I learned so much working with Anna, and I’ve published four poems since our class together.

Anna is an exceptional writing teacher who possesses a unique blend of warmth, understanding, and deep knowledge of the craft. Passionate about poetry and its transformation into prose, she is a kind and insightful mentor who leaves no stone unturned in helping students unlock their inner power as writers. With her own successful writing career as a foundation, Anna’s guidance is invaluable. Anna’s expertise in the prose poem genre and her intuitive sense of how language and image work makes her an excellent choice for anyone who wants to improve their skills in this particular form. I wholeheartedly recommend Anna to anyone looking to grow as a writer.

July 17, 2024
8 Weeks

$545.00

Zoom calls Wednesdays 7-9pm Eastern

$545.00Enroll Now

anna scotti author headshot

About

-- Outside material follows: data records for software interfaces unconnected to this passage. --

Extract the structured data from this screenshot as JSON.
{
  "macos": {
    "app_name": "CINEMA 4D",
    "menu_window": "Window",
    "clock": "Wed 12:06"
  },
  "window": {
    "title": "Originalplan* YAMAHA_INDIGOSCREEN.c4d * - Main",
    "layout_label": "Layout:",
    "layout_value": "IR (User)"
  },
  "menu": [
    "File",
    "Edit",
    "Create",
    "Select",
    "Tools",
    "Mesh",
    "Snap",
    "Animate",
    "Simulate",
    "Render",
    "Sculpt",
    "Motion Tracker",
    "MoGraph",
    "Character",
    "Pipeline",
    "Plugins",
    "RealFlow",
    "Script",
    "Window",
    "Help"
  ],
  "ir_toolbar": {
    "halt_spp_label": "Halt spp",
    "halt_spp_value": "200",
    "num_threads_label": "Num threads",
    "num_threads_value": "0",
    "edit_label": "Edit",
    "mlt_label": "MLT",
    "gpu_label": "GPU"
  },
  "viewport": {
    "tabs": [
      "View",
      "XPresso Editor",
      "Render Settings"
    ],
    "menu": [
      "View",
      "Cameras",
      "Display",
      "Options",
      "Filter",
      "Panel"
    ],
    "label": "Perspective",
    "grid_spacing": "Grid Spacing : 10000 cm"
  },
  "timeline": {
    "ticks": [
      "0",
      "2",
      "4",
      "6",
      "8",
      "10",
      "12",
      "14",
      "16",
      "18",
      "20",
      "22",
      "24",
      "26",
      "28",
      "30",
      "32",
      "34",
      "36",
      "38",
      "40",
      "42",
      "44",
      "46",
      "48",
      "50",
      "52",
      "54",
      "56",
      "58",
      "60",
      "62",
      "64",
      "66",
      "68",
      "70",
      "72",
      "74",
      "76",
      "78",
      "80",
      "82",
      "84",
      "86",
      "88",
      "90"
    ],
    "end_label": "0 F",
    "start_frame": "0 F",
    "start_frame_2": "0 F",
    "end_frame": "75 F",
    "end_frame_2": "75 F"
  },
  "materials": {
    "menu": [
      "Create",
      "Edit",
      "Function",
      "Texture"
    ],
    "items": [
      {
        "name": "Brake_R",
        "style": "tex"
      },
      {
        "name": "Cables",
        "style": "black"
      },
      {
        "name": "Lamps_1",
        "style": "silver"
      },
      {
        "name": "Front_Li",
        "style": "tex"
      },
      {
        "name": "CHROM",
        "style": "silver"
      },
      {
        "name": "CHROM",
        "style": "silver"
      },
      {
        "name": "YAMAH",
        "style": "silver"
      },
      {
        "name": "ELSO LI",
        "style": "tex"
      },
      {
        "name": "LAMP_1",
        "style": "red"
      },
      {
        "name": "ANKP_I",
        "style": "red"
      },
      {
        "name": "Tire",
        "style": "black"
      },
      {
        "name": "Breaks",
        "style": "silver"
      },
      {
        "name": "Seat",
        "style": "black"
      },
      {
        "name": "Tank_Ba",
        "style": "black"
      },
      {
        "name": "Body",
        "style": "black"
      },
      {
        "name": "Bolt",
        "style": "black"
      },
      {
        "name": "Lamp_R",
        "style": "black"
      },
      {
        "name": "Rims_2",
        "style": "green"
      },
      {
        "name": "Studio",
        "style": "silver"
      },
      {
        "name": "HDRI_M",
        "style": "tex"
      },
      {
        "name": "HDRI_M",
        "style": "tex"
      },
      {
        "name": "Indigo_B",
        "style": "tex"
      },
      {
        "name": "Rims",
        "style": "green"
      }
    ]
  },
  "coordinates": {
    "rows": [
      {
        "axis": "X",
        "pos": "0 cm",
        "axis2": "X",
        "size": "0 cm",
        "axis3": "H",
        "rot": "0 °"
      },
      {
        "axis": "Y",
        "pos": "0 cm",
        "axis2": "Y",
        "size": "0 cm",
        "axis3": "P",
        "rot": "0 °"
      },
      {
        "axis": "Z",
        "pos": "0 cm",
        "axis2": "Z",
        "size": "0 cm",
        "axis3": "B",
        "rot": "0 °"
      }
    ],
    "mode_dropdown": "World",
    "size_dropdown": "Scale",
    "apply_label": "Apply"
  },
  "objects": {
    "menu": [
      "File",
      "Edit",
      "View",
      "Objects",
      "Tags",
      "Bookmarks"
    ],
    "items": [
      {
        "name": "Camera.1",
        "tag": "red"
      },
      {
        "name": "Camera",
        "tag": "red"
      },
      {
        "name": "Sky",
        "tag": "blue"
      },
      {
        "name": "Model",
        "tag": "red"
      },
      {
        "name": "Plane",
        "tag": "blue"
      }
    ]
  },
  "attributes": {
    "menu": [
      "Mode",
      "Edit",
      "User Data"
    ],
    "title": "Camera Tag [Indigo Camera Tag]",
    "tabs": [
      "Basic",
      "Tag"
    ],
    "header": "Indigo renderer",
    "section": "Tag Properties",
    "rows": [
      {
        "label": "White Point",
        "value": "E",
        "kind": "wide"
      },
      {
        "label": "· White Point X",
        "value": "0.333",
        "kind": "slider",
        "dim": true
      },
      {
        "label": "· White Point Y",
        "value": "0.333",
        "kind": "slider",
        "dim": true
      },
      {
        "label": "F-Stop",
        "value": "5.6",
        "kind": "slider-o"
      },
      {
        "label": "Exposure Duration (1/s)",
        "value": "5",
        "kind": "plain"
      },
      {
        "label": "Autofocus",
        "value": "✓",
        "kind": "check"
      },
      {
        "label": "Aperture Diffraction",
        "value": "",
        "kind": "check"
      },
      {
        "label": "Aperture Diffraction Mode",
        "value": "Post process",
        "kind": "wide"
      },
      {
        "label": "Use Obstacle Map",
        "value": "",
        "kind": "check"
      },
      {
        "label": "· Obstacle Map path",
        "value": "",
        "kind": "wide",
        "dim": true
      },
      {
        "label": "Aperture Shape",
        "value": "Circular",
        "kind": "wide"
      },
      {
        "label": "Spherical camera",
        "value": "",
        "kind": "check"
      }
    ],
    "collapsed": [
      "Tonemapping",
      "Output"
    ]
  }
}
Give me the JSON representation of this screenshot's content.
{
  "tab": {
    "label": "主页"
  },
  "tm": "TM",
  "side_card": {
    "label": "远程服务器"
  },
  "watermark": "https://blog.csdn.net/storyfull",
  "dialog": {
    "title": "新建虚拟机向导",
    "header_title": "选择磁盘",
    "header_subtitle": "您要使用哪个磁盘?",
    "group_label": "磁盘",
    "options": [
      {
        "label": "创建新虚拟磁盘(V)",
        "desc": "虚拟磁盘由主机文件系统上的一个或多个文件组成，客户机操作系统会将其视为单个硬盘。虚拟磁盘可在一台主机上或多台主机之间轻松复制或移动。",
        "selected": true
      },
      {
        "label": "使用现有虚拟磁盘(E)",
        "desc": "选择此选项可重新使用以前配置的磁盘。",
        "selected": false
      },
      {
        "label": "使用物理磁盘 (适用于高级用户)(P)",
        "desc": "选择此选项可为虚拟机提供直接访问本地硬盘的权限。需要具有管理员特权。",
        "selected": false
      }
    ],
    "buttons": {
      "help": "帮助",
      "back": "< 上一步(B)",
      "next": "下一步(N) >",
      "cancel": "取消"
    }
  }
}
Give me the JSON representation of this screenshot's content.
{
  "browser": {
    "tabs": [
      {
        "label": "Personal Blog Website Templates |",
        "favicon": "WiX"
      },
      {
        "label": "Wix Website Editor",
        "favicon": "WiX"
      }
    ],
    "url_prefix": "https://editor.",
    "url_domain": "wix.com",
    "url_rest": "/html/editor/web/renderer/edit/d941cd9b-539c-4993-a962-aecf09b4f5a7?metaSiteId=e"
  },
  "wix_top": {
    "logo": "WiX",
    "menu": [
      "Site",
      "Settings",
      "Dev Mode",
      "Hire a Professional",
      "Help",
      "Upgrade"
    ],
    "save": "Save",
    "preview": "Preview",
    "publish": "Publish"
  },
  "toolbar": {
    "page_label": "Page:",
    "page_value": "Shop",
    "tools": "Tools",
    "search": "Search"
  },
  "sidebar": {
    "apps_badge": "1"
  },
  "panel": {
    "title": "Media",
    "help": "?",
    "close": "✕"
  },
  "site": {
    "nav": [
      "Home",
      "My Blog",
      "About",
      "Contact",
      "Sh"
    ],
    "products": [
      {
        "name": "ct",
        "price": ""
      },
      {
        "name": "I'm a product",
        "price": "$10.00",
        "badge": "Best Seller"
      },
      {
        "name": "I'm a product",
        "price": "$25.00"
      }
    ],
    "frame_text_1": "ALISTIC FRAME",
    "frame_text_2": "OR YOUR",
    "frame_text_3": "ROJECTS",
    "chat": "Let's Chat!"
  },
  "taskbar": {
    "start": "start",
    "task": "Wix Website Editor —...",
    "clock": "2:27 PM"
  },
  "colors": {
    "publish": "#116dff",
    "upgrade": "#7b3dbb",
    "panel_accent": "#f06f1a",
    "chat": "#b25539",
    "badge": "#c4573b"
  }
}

Anna Scotti is the author of Bewildered by All This Broken Sky, a collection that was awarded the inaugural Lightscatter Poetry Prize in 2021. Ms. Scotti’s poems have been awarded the Pocotaligo Prize, the Fisher Prize, and many other prizes and honors, and have appeared in The New Yorker since 2016. She writes in various forms, but is especially noted for her prose poetry, which Ellen Bass called “suffused with beauty, pulsing with life,” and “miraculous.” Katharine Coles characterizes Ms. Scotti’s work as “wry and snappy, equal parts sorrow and bliss.” Also a celebrated young adult novelist and mystery writer, Ms. Scotti has guided many aspiring poets toward publication - and excellence. She believes in the power of poetry to transform, uplift, and inspire, and she knows that while inspiration is divine, most poetic excellence results from hard work, revision, and self-editing. Learn more at www.annakscotti.com.